## [Exercise]
Output every line of the data exactly as it appears.

*** Task data ***

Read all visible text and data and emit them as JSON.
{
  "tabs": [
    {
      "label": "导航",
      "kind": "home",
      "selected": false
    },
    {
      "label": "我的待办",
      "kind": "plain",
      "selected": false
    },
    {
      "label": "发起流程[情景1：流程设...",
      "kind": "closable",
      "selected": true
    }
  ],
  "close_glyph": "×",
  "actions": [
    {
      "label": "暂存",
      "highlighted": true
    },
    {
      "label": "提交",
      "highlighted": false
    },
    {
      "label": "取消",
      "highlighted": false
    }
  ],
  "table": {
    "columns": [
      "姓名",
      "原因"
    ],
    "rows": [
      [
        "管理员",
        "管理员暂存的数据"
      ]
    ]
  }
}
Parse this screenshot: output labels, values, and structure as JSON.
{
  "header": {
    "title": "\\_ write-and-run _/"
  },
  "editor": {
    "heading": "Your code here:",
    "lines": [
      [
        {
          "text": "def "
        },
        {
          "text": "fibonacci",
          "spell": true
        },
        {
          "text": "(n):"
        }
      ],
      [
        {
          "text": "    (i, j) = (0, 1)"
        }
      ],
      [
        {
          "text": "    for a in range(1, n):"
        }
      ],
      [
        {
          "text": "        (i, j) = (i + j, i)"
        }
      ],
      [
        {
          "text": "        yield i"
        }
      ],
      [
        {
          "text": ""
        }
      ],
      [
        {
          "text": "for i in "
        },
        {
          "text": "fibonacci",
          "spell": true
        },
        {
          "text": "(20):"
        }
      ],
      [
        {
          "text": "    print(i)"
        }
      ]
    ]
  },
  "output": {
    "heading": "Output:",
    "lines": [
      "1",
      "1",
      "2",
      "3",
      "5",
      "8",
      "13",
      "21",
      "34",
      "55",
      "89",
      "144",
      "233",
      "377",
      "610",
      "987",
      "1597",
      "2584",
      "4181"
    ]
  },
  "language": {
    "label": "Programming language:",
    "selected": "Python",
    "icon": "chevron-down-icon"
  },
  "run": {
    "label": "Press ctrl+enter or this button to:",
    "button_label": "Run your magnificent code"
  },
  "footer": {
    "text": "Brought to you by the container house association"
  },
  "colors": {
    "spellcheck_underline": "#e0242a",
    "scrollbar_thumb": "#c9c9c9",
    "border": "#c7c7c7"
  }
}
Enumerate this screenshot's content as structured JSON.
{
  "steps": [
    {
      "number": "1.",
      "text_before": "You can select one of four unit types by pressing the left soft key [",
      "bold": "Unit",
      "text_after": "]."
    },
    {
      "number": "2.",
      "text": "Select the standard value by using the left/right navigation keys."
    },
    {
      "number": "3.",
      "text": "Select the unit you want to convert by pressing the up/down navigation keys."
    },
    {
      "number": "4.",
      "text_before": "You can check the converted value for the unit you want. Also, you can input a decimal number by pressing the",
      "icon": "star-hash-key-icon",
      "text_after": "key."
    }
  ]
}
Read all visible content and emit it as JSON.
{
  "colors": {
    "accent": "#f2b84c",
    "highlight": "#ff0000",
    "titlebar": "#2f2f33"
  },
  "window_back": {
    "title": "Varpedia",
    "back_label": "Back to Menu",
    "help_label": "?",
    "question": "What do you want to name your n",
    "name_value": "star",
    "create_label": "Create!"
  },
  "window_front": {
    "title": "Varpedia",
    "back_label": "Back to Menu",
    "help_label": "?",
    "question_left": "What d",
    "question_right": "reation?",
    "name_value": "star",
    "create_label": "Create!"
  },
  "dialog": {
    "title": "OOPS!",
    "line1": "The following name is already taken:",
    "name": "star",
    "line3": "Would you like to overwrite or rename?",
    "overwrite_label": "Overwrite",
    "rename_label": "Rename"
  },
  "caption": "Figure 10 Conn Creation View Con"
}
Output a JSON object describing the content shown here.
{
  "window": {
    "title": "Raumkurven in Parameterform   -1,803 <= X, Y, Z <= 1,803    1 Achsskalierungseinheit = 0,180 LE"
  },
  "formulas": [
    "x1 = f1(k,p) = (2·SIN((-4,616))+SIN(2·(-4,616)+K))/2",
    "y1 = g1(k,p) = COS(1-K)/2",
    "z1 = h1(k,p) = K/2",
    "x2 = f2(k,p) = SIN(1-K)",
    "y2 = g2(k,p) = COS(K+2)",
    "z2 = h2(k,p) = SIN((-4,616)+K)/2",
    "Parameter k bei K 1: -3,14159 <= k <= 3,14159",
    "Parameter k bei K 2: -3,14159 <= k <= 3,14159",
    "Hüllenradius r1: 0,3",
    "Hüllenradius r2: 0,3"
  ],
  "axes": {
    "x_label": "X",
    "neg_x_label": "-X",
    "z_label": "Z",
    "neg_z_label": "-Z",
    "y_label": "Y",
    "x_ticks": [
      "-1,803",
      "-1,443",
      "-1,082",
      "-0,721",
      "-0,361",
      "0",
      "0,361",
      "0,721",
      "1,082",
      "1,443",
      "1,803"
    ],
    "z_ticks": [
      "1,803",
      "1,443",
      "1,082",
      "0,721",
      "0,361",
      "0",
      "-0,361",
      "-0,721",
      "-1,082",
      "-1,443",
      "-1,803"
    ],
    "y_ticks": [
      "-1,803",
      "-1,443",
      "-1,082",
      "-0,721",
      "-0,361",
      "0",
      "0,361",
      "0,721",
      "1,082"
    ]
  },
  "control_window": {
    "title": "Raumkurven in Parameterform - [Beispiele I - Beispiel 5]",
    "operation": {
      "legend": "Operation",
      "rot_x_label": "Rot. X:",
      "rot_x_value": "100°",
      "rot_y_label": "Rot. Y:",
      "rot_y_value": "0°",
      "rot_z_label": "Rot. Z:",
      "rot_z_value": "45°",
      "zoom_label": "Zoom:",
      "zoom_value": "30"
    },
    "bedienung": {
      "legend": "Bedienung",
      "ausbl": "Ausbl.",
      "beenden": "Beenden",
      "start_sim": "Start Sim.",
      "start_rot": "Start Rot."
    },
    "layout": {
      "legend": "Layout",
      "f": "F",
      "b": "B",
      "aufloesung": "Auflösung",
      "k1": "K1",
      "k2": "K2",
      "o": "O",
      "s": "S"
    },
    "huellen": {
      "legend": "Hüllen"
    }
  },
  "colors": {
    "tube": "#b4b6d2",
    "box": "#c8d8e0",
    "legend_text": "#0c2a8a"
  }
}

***

## [Answer area]
Read all visible text and data and emit them as JSON.
{
  "tabs": [
    {
      "label": "导航",
      "kind": "home",
      "selected": false
    },
    {
      "label": "我的待办",
      "kind": "plain",
      "selected": false
    },
    {
      "label": "发起流程[情景1：流程设...",
      "kind": "closable",
      "selected": true
    }
  ],
  "close_glyph": "×",
  "actions": [
    {
      "label": "暂存",
      "highlighted": true
    },
    {
      "label": "提交",
      "highlighted": false
    },
    {
      "label": "取消",
      "highlighted": false
    }
  ],
  "table": {
    "columns": [
      "姓名",
      "原因"
    ],
    "rows": [
      [
        "管理员",
        "管理员暂存的数据"
      ]
    ]
  }
}
Parse this screenshot: output labels, values, and structure as JSON.
{
  "header": {
    "title": "\\_ write-and-run _/"
  },
  "editor": {
    "heading": "Your code here:",
    "lines": [
      [
        {
          "text": "def "
        },
        {
          "text": "fibonacci",
          "spell": true
        },
        {
          "text": "(n):"
        }
      ],
      [
        {
          "text": "    (i, j) = (0, 1)"
        }
      ],
      [
        {
          "text": "    for a in range(1, n):"
        }
      ],
      [
        {
          "text": "        (i, j) = (i + j, i)"
        }
      ],
      [
        {
          "text": "        yield i"
        }
      ],
      [
        {
          "text": ""
        }
      ],
      [
        {
          "text": "for i in "
        },
        {
          "text": "fibonacci",
          "spell": true
        },
        {
          "text": "(20):"
        }
      ],
      [
        {
          "text": "    print(i)"
        }
      ]
    ]
  },
  "output": {
    "heading": "Output:",
    "lines": [
      "1",
      "1",
      "2",
      "3",
      "5",
      "8",
      "13",
      "21",
      "34",
      "55",
      "89",
      "144",
      "233",
      "377",
      "610",
      "987",
      "1597",
      "2584",
      "4181"
    ]
  },
  "language": {
    "label": "Programming language:",
    "selected": "Python",
    "icon": "chevron-down-icon"
  },
  "run": {
    "label": "Press ctrl+enter or this button to:",
    "button_label": "Run your magnificent code"
  },
  "footer": {
    "text": "Brought to you by the container house association"
  },
  "colors": {
    "spellcheck_underline": "#e0242a",
    "scrollbar_thumb": "#c9c9c9",
    "border": "#c7c7c7"
  }
}
Enumerate this screenshot's content as structured JSON.
{
  "steps": [
    {
      "number": "1.",
      "text_before": "You can select one of four unit types by pressing the left soft key [",
      "bold": "Unit",
      "text_after": "]."
    },
    {
      "number": "2.",
      "text": "Select the standard value by using the left/right navigation keys."
    },
    {
      "number": "3.",
      "text": "Select the unit you want to convert by pressing the up/down navigation keys."
    },
    {
      "number": "4.",
      "text_before": "You can check the converted value for the unit you want. Also, you can input a decimal number by pressing the",
      "icon": "star-hash-key-icon",
      "text_after": "key."
    }
  ]
}
Read all visible content and emit it as JSON.
{
  "colors": {
    "accent": "#f2b84c",
    "highlight": "#ff0000",
    "titlebar": "#2f2f33"
  },
  "window_back": {
    "title": "Varpedia",
    "back_label": "Back to Menu",
    "help_label": "?",
    "question": "What do you want to name your n",
    "name_value": "star",
    "create_label": "Create!"
  },
  "window_front": {
    "title": "Varpedia",
    "back_label": "Back to Menu",
    "help_label": "?",
    "question_left": "What d",
    "question_right": "reation?",
    "name_value": "star",
    "create_label": "Create!"
  },
  "dialog": {
    "title": "OOPS!",
    "line1": "The following name is already taken:",
    "name": "star",
    "line3": "Would you like to overwrite or rename?",
    "overwrite_label": "Overwrite",
    "rename_label": "Rename"
  },
  "caption": "Figure 10 Conn Creation View Con"
}
Output a JSON object describing the content shown here.
{
  "window": {
    "title": "Raumkurven in Parameterform   -1,803 <= X, Y, Z <= 1,803    1 Achsskalierungseinheit = 0,180 LE"
  },
  "formulas": [
    "x1 = f1(k,p) = (2·SIN((-4,616))+SIN(2·(-4,616)+K))/2",
    "y1 = g1(k,p) = COS(1-K)/2",
    "z1 = h1(k,p) = K/2",
    "x2 = f2(k,p) = SIN(1-K)",
    "y2 = g2(k,p) = COS(K+2)",
    "z2 = h2(k,p) = SIN((-4,616)+K)/2",
    "Parameter k bei K 1: -3,14159 <= k <= 3,14159",
    "Parameter k bei K 2: -3,14159 <= k <= 3,14159",
    "Hüllenradius r1: 0,3",
    "Hüllenradius r2: 0,3"
  ],
  "axes": {
    "x_label": "X",
    "neg_x_label": "-X",
    "z_label": "Z",
    "neg_z_label": "-Z",
    "y_label": "Y",
    "x_ticks": [
      "-1,803",
      "-1,443",
      "-1,082",
      "-0,721",
      "-0,361",
      "0",
      "0,361",
      "0,721",
      "1,082",
      "1,443",
      "1,803"
    ],
    "z_ticks": [
      "1,803",
      "1,443",
      "1,082",
      "0,721",
      "0,361",
      "0",
      "-0,361",
      "-0,721",
      "-1,082",
      "-1,443",
      "-1,803"
    ],
    "y_ticks": [
      "-1,803",
      "-1,443",
      "-1,082",
      "-0,721",
      "-0,361",
      "0",
      "0,361",
      "0,721",
      "1,082"
    ]
  },
  "control_window": {
    "title": "Raumkurven in Parameterform - [Beispiele I - Beispiel 5]",
    "operation": {
      "legend": "Operation",
      "rot_x_label": "Rot. X:",
      "rot_x_value": "100°",
      "rot_y_label": "Rot. Y:",
      "rot_y_value": "0°",
      "rot_z_label": "Rot. Z:",
      "rot_z_value": "45°",
      "zoom_label": "Zoom:",
      "zoom_value": "30"
    },
    "bedienung": {
      "legend": "Bedienung",
      "ausbl": "Ausbl.",
      "beenden": "Beenden",
      "start_sim": "Start Sim.",
      "start_rot": "Start Rot."
    },
    "layout": {
      "legend": "Layout",
      "f": "F",
      "b": "B",
      "aufloesung": "Auflösung",
      "k1": "K1",
      "k2": "K2",
      "o": "O",
      "s": "S"
    },
    "huellen": {
      "legend": "Hüllen"
    }
  },
  "colors": {
    "tube": "#b4b6d2",
    "box": "#c8d8e0",
    "legend_text": "#0c2a8a"
  }
}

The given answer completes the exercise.